Yesterday I met the geneticist and took a blood test for the BRCA1 and BRCA2 genes. (BRCA stands for BReast CAncer). Unfortunately, I won’t find out the result for at least another 6-8 weeks, because the test involves extracting my DNA and going through it with a fine-tooth comb in search of a genetic ‘error’ – a process the geneticist likened to “Going through War and Peace and looking for a spelling mistake.”
The geneticist was one of the nicest doctors I’ve met so far during my cancer journey. He started by drawing a family tree with coloured circles for the instances of breast cancer and any other cancers in our family. Based on this, he said there is probably only a 20% chance that I carry one of the breast cancer genes, because my father’s side of the tree is clear of cancer and my mother and aunty have never had cancer. What makes it seem much more probable, however, is that my maternal grandma had breast cancer in her thirties, at a time in the 1960s when breast cancer in young women was even rarer than it is now. I feel instinctively that I have the gene, but I have been known to be wrong on occasion.
There was good news and bad news in what the geneticist told me. It is more likely that I have the BRCA2 gene than the BRCA1 gene, based on the type of breast cancer I had. (Grade III, oestrogen-receptor positive, HER2 negative). There are various differences between the two genes, but the positive takeaway for me was that BRCA2 means that it is less likely I will develop ovarian cancer at some point in my life than if I had BRCA1. Interestingly, he also said that BRCA2 gene carriers are much more responsive to chemotherapy.
The bad news is that, if I do test positive for BRCA2, I have a 60-80% chance of developing breast cancer again at some point in my life, compared with the 5% chance that most people have. I would also have an increased chance of developing ovarian cancer, but not until I’m over 40, so I could opt to have my ovaries removed in my 40s.
The chemotherapy and radiotherapy I am having for my breast cancer will reduce the risk of developing another tumour in my left breast to about 30%, but unfortunately my right one would still have the 60-80% risk. Thus, the implication is that if I test positive for the BRCA2 gene, I will have to have a bilateral (i.e. both sides) mastectomy. I have already been thinking about this for a month or so and, although I never imagined I’d have to part with either of my boobs, I am fully prepared to have that operation and get some lovely new ones. It is, however, a huge operation that can involve a 6-month recovery period, but I’ll cross that bridge if and when I come to it.

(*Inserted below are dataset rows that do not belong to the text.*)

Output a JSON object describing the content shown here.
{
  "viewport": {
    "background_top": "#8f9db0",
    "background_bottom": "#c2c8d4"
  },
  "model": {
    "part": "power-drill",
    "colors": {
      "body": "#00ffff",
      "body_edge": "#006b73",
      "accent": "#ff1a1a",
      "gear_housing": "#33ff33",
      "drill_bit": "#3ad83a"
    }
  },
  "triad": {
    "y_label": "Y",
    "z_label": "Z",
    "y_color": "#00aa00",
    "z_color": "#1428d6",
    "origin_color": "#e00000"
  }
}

The fertility specialist I spoke to a couple of months ago said that deciding to be tested for this gene was something many people wouldn’t want to do, but I made the decision pretty quickly that I absolutely want to know, so that I can take the appropriate risk-reduction measures and then get on with my life without the fear that I will develop a second breast cancer. (Note that this has nothing whatsoever to do with the likelihood of my current cancer recurring in a different part of my body at some point down the line – that is a separate matter, but I have been told that my programme of treatment gives me a 90% chance of being clear of recurrence for the next 10 years, which is a start).
As some of you may know, it is breast cancer awareness month in the UK (more of this in a later blog post) so I feel like breast cancer is absolutely everywhere I go at the moment – in every magazine and on lots of daytime TV talk shows, particularly! So I do at least feel that I am not alone. All I can do now is wait, but at least once I know whether I have the gene or not, I will then have the knowledge and power to act accordingly! Let’s just hope those lab doctors crack on with War and Peace and get me an answer ASAP.
In other news, I am feeling much better today. Returning to hospital yesterday for the appointment and test made me feel physically sick, but now, touch wood, I won’t have to go back for another two weeks and can concentrate on getting back to strength again. Time for some cooking therapy!